GOAL OF THE EXERCISE:
The lines to copy are those with "DogFinder" in them. Pull each one from the entries below.
---+---
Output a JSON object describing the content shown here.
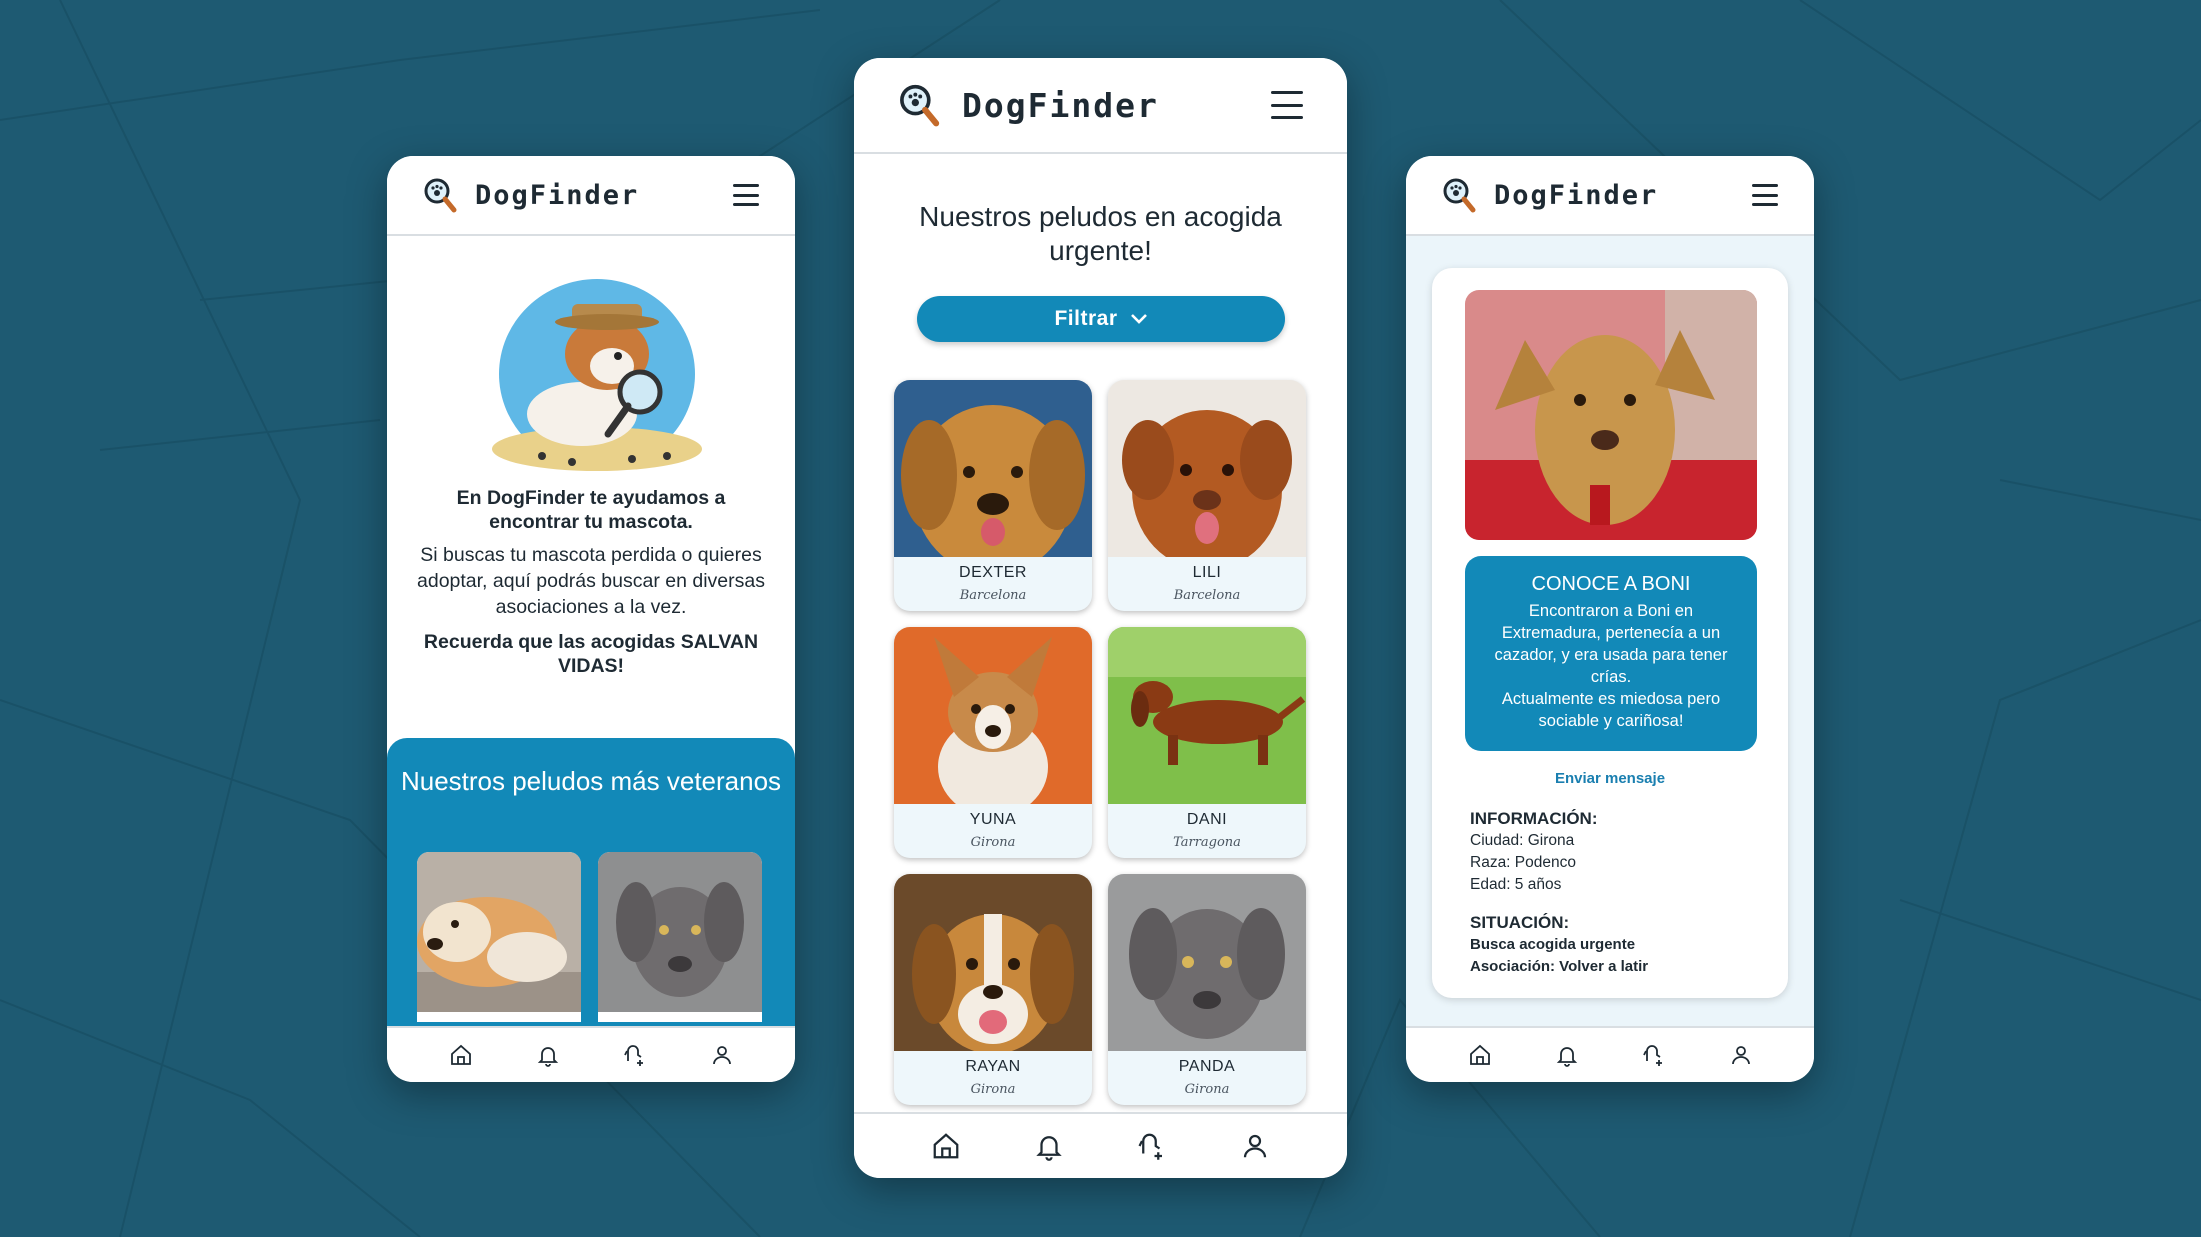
{
  "brand": {
    "name": "DogFinder",
    "accent": "#1289b8",
    "background": "#1e5a72"
  },
  "screen_home": {
    "intro_bold": "En DogFinder te ayudamos a encontrar tu mascota.",
    "intro_text": "Si buscas tu mascota perdida o quieres adoptar, aquí podrás buscar en diversas asociaciones a la vez.",
    "intro_cta": "Recuerda que las acogidas SALVAN VIDAS!",
    "veterans_title": "Nuestros peludos más veteranos"
  },
  "screen_list": {
    "title": "Nuestros peludos en acogida urgente!",
    "filter_label": "Filtrar",
    "dogs": [
      {
        "name": "DEXTER",
        "city": "Barcelona"
      },
      {
        "name": "LILI",
        "city": "Barcelona"
      },
      {
        "name": "YUNA",
        "city": "Girona"
      },
      {
        "name": "DANI",
        "city": "Tarragona"
      },
      {
        "name": "RAYAN",
        "city": "Girona"
      },
      {
        "name": "PANDA",
        "city": "Girona"
      }
    ]
  },
  "screen_detail": {
    "box_title": "CONOCE A BONI",
    "box_text_1": "Encontraron a Boni en Extremadura, pertenecía a un cazador, y era usada para tener crías.",
    "box_text_2": "Actualmente es miedosa pero sociable y cariñosa!",
    "send_message": "Enviar mensaje",
    "info_heading": "INFORMACIÓN:",
    "city": "Ciudad: Girona",
    "breed": "Raza: Podenco",
    "age": "Edad: 5 años",
    "situation_heading": "SITUACIÓN:",
    "situation_1": "Busca acogida urgente",
    "situation_2": "Asociación: Volver a latir"
  },
  "tabbar": {
    "icons": [
      "home-icon",
      "bell-icon",
      "dog-add-icon",
      "user-icon"
    ]
  }
}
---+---
EXERCISE ANSWER:
    "name": "DogFinder",
    "intro_bold": "En DogFinder te ayudamos a encontrar tu mascota.",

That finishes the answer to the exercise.